Electronic waste, also known as e-waste, is made up of electronic products that have outlived their useful life span. These items include computers, TVs, stereos, and printers as well as fax machines, batteries, cameras, and other electronic devices. To avoid a serious environmental impact, a tape of an electronic device must be salvaged, recycled, or reused. E-waste can have some serious environmental consequences.
The Leaching of Harmful Metal Components into Water Supplies Can Cause Damage
Many electronics, including computers, contain tiny amounts of toxic substances like nickel, chromium, chromium, and barium. This can cause damage to the blood, kidneys, and nervous system if it is allowed to leach into the water supply.
Toxic Chemicals Can Be Released Into The Air.
As temperatures rise, toxic chemicals can be released into the atmosphere which can cause environmental damage.
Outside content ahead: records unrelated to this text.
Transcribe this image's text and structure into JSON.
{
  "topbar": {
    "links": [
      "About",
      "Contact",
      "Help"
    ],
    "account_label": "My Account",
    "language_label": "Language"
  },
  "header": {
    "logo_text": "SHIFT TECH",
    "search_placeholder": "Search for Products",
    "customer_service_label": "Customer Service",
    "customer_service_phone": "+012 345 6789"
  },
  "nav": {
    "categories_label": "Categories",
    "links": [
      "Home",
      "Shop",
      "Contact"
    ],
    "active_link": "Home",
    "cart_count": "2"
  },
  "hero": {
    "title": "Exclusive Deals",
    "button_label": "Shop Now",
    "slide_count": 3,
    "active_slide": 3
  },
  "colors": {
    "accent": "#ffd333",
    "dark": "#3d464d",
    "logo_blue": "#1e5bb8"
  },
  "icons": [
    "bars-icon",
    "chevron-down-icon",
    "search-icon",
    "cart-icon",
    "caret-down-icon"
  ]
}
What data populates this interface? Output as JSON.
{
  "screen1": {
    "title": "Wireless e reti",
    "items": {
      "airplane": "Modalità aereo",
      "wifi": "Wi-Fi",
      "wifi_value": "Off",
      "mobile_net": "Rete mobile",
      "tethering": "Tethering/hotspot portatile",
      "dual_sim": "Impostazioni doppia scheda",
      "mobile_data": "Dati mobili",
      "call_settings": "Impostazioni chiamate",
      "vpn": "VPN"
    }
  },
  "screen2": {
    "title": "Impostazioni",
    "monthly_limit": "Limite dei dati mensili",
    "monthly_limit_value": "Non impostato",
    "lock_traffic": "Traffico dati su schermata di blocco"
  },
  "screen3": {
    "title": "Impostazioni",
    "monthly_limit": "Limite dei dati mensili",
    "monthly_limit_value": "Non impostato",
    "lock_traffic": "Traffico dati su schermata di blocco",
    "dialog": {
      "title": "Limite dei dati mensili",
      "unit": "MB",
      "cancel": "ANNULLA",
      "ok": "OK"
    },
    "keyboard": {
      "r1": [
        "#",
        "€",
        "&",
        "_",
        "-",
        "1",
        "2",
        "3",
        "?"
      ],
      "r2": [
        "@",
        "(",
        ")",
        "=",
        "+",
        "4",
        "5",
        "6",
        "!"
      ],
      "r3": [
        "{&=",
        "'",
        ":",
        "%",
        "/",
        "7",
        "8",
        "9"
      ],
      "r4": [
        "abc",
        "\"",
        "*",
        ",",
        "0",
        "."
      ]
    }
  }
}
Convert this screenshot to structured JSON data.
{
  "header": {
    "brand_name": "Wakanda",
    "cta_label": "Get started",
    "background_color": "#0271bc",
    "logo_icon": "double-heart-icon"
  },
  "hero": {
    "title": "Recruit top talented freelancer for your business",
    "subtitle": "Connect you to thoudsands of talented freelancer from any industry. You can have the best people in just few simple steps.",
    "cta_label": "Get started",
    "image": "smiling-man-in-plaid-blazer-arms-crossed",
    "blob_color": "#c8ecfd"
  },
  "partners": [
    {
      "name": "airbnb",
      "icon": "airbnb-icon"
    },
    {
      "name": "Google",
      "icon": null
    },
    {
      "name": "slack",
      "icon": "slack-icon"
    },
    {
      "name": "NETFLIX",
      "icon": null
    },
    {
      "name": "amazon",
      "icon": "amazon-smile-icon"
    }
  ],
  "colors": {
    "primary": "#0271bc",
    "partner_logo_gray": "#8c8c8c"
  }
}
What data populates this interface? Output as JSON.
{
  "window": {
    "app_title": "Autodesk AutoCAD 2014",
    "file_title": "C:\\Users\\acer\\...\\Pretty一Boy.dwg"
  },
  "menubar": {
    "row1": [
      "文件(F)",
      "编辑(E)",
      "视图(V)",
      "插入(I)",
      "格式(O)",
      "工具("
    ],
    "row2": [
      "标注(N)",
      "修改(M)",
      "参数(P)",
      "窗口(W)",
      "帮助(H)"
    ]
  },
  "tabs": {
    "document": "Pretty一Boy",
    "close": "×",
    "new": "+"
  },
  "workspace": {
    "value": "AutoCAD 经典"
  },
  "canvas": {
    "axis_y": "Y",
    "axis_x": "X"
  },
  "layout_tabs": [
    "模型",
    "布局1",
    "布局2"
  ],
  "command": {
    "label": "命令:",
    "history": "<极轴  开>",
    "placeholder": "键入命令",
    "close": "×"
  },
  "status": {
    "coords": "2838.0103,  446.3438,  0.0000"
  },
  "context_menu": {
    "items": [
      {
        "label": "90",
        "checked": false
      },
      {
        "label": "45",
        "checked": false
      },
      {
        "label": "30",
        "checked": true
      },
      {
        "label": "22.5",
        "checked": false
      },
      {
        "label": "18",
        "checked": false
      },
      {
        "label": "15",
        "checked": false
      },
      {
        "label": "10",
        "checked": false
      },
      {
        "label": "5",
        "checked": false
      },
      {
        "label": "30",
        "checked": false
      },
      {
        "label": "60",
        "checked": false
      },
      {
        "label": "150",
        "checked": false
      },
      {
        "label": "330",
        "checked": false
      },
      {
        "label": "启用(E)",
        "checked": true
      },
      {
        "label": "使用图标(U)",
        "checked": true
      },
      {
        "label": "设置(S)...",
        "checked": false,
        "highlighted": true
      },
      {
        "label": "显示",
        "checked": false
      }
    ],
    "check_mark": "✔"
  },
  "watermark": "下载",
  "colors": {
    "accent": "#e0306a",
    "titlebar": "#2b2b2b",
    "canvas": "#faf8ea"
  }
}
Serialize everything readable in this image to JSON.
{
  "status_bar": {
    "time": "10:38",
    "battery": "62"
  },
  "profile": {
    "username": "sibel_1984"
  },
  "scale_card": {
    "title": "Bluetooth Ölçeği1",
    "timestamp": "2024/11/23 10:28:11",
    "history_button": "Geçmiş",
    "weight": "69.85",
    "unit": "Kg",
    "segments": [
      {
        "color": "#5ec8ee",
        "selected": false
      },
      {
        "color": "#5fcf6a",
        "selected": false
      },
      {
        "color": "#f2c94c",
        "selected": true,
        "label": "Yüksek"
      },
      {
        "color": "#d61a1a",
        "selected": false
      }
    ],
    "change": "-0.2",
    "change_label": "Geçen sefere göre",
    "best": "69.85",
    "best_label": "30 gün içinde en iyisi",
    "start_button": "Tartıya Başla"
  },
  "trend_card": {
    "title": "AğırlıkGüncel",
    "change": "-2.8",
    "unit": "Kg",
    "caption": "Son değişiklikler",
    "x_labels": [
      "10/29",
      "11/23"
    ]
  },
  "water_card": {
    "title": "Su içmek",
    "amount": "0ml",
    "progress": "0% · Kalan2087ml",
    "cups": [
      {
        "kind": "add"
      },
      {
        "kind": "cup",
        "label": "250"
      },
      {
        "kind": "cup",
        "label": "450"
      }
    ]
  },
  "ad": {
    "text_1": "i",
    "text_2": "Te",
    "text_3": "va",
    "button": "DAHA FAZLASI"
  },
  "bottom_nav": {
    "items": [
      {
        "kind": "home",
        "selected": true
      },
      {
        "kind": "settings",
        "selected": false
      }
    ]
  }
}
The most severe environmental impact of electronic waste can be to the atmosphere.
Hurting Animal Populations
Electronic waste that is not disposed of in a landfill can seep into groundwater, causing health problems for sea creatures and other animals.
People Upgrade Their Electronics At Shocking Rates
Only 10% of smartphones in America are recycled. Americans receive new smartphones every 12-18 months.
The health of areas around the globe that are responsible for e-waste disposal is in serious danger.
A large portion of the population in Guiyu China is suffering from bone, respiratory and neurological problems. This region receives the largest number of electronic waste shipments from all over the globe.
When you think about what to do for your electronic waste, keep these top environmental impacts in view.
This post was written by Steven Elia Co-Founder and Recycling Director at https://ecycleflorida.com/. eCycle Florida is a R2 Certified electronics recycling company in the state of Florida. Our processes and procedures are dedicated to the proper destruction and recycling of your electronics. eCycle Florida is your go-to when looking for an electronic recycling center in Tampa.